Despite the intended dissolution of its solar division, Siemens said it would continue to manufacture products for solar thermal and photovoltaic power plants. These products will include generators, steam turbines, control systems, and grid technology. Siemens has also pledged to continue operations of its solar thermal energy and photovoltaic business units until both have been sold, ensuring continuity of business for its existing contractual obligations.

Ingo-Martin Schachel, an analyst with Commerzbank AG in Frankfurt, told Bloomberg that the reasoning behind the decision by Siemens to divest its solar business activities was “obvious” and added: “Solar is no core business and no core competency of Siemens. The growth prospects for these markets have deteriorated such that there is really no reason to remain active here.”

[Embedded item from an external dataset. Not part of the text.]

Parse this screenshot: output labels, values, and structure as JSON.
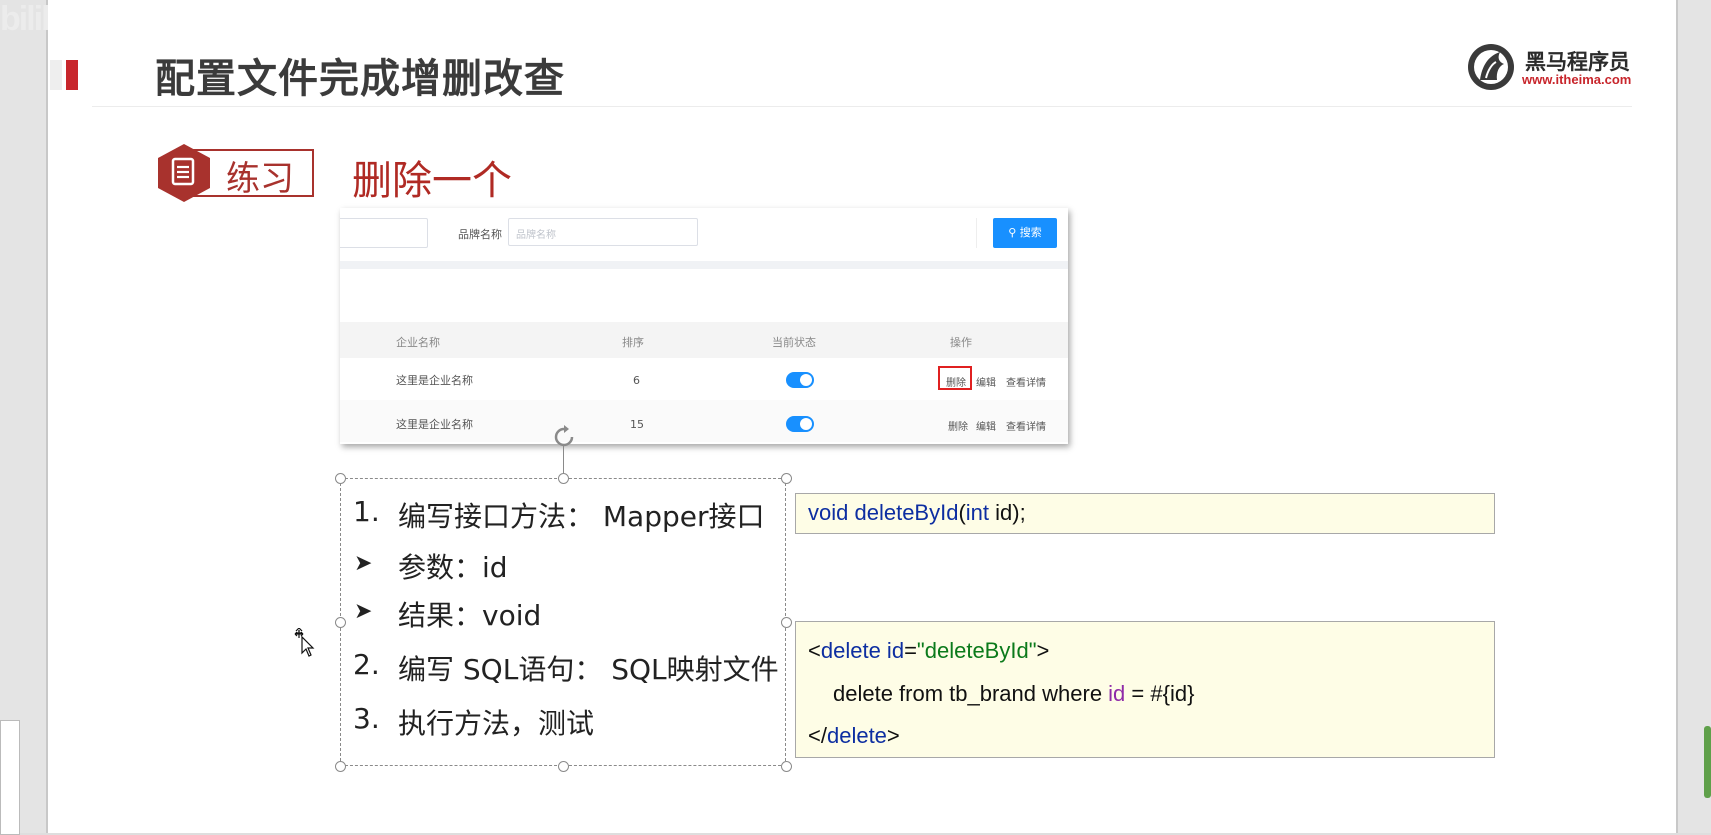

Calling solar thermal energy “a hard sell,” head of solar research for Bloomberg New Energy Finance Jenny Chase said, “This is more evidence that there is no such thing as too big to fail at the solar industry.”

Siemens acquired Israeli company Solel Solar Systems and Italian company Archimede Solar Energy in 2009, but operating profits in its renewable energy division within the last year have plummeted 34 percent. Siemens presently employs 680 employees in its solar business, but its wind power division employs over 7,000.

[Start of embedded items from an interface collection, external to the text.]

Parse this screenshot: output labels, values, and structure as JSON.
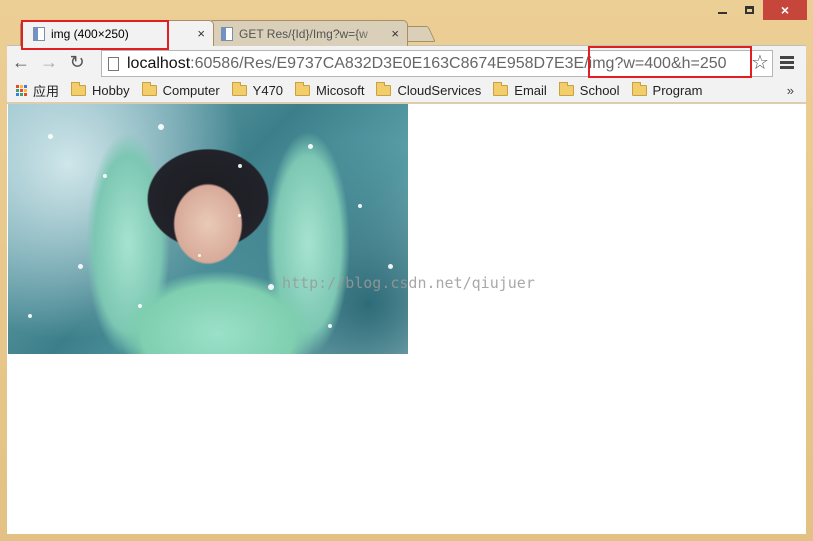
{
  "window": {
    "controls": {
      "minimize_icon": "minimize-icon",
      "maximize_icon": "maximize-icon",
      "close_label": "×"
    }
  },
  "tabs": [
    {
      "title": "img (400×250)",
      "close_label": "×",
      "active": true
    },
    {
      "title": "GET Res/{Id}/Img?w={w",
      "close_label": "×",
      "active": false
    }
  ],
  "toolbar": {
    "back_label": "←",
    "forward_label": "→",
    "reload_label": "↻",
    "url_host": "localhost",
    "url_path": ":60586/Res/E9737CA832D3E0E163C8674E958D7E3E/img?w=400&h=250",
    "star_label": "☆"
  },
  "bookmarks": {
    "apps_label": "应用",
    "items": [
      "Hobby",
      "Computer",
      "Y470",
      "Micosoft",
      "CloudServices",
      "Email",
      "School",
      "Program"
    ],
    "more_label": "»"
  },
  "content": {
    "watermark": "http://blog.csdn.net/qiujuer"
  },
  "colors": {
    "highlight": "#e02020",
    "frame": "#eccf95",
    "close_button": "#c7463b"
  }
}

The move by Siemens will not be seen as a surprise by many solar industry analysts. Shyam Mehta, Senior Solar Analyst with GTM Research recently told RenewableEnergyWorld.com that he expects many diversied firms will abandon solar in the next year. “I would say we would see a lot more market exits in terms of plant closures or in terms of divestment from PV from diversified firms or insolvencies,” Mehta said. “We expect a lot more over the next year.”

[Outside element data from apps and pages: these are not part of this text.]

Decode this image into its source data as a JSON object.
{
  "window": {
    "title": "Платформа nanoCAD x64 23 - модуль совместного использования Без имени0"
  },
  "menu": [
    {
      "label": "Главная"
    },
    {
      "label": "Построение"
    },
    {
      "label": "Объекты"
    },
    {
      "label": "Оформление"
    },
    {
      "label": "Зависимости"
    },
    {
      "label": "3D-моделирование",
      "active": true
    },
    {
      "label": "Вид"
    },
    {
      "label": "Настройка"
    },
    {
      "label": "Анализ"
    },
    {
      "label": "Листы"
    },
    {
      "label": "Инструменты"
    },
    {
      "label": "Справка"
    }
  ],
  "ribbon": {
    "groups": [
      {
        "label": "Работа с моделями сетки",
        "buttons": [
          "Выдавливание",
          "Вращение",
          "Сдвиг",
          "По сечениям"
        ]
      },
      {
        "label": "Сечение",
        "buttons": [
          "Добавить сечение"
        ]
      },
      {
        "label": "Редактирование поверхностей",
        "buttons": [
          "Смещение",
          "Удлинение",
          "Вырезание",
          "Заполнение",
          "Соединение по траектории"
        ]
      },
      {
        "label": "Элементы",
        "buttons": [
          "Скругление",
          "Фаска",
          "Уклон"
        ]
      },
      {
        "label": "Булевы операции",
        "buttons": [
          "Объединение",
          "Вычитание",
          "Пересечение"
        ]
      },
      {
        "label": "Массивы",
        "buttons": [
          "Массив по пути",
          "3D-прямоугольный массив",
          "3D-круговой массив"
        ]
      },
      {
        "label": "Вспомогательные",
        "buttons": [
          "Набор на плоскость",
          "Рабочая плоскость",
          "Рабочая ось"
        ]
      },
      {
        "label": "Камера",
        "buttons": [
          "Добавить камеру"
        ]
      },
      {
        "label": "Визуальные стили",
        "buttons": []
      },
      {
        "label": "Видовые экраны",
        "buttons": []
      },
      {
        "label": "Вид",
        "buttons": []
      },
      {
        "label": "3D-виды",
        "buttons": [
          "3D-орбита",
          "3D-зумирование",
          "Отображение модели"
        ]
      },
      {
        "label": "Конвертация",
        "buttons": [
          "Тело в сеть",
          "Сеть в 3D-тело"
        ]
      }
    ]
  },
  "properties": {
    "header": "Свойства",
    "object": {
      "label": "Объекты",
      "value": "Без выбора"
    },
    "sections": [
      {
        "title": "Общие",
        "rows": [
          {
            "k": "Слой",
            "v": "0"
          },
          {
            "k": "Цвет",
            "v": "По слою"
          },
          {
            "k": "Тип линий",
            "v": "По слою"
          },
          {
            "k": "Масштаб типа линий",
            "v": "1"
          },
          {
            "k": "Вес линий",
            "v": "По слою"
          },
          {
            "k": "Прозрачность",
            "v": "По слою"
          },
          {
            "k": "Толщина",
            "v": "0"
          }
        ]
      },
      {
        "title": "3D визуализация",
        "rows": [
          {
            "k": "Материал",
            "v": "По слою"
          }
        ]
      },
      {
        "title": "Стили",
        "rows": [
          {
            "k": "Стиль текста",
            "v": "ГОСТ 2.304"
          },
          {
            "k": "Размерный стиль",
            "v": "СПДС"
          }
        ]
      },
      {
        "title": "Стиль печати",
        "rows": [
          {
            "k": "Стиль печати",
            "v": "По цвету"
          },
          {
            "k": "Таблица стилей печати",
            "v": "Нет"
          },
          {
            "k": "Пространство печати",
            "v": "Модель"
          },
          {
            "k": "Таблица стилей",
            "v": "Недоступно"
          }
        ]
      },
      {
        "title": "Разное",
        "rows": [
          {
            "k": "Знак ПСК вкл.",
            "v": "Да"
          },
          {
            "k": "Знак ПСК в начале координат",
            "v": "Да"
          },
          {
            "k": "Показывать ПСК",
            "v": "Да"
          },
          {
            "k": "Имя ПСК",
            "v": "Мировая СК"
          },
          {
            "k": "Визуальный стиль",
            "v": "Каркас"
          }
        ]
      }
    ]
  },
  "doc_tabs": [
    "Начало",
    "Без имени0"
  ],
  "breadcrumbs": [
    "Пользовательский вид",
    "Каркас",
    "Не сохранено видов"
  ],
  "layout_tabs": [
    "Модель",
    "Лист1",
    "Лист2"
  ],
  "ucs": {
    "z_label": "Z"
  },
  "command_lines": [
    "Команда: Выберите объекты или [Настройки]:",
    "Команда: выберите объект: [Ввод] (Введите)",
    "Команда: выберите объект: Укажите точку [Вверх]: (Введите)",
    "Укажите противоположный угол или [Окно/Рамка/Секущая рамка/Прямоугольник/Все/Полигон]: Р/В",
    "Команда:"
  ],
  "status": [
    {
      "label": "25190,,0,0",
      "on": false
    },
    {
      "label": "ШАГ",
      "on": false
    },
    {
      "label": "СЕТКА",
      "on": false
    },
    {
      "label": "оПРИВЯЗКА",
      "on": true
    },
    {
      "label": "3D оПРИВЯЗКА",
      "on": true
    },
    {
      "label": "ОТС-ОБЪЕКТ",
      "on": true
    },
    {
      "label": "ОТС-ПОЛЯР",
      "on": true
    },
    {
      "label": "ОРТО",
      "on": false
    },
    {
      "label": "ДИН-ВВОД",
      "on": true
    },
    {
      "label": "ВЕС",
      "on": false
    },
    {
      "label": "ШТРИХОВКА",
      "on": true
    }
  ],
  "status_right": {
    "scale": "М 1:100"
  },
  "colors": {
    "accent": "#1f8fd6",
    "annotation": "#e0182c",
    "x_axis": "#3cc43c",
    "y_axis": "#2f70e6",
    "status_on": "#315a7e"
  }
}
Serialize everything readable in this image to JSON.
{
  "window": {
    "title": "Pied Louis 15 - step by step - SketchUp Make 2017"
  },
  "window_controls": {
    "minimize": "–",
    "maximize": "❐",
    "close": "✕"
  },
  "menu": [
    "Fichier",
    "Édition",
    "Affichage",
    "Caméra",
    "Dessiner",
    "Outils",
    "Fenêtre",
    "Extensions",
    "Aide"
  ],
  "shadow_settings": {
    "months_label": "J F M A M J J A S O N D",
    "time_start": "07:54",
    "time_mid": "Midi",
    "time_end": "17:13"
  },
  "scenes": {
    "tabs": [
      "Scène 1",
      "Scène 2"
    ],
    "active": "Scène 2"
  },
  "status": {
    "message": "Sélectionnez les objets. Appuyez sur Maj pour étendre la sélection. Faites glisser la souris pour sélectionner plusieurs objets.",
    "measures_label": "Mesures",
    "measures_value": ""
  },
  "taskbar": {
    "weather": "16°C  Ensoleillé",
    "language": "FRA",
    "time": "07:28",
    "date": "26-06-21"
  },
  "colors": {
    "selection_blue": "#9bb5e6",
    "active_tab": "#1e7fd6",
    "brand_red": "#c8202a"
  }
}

Lead image: Siemens booth at a trade show via Shutterstock.

RELATED ARTICLES

Listen Up: Charging Your Electric Vehicle

The Energy Show on Renewable Energy World Electric vehicles are great: they’re affordable, great for the environment and low maintenance. And where electric rates are low — or if you have rooftop solar power — EVs are cheaper to drive per mile than gas-powered cars...
Google

Greenpeace Raises Pressure on Internet Companies to Go Renewable

Andrew Burger, Contributor For at least four years, Greenpeace has been raising public awareness and putting pressure on the world's largest data and cloud computing center providers to fuel their operations with clean, renewable power. In May, Green...
A biogas plant concept from Weltec Biopower

Europe Versus Renewable Energy?

Tildy Bayar, Contributor Wednesday morning’s 'Regulation and the Marketplace' panel discussion at POWER-GEN Europe in Amsterdam got off to a lively start with a presentation from Randy Mott, president of Polish biogas- and geothermal-base...

The Real Price of Free Solar

William Hirshman, International Correspondent

For a technology known for its tranquility and quietness, the noise surrounding PV as solar leasing becomes the driving force for sales is getting uncomfortably shrill — the pitch of sales pitches is rising.

Vince Font is a freelance journalist specializing in the fields of renewable energy, high tech, travel, and entertainment. Read his blog at www.vincefont.com or follow him on Twitter @vincefont.

CURRENT MAGAZINE ISSUE

Volume 18, Issue 3
1505REW_C11

STAY CONNECTED

To register for our free
e-Newsletters, subscribe today:

SOCIAL ACTIVITY

Tweet the Editors! @megcichon @jennrunyon

FEATURED PARTNERS



EVENTS

Microgrid Global Innovation Forum

Microgrid Global Innovation Forum  This event brings together thoug...

Grid Edge Live

Grid Edge Live 2015 The impressive two and a half day agenda addresses k...

2015 Solar Power International

Stop by and visit Canadian Solar at the 2015 SPI show!

COMPANY BLOGS

Three Strategies to Reduce Customer Acquisition Costs

When facing soft costs, many solar installers often think of the costs s...

A Baseball Cap, the #ElonEffect, and the Power of a Personal Solar ...

A few weeks ago, I wrote about the Elon Effect in relation to Tesla...

7 Tips For Active Listening

Selling efficiency is a two-way street: You can’t just bombard you...

NEWSLETTERS

Renewable Energy: Subscribe Now

Solar Energy: Subscribe Now

Wind Energy: Subscribe Now

Geothermal Energy: Subscribe Now

Bioenergy: Subscribe Now  

 

FEATURED PARTNERS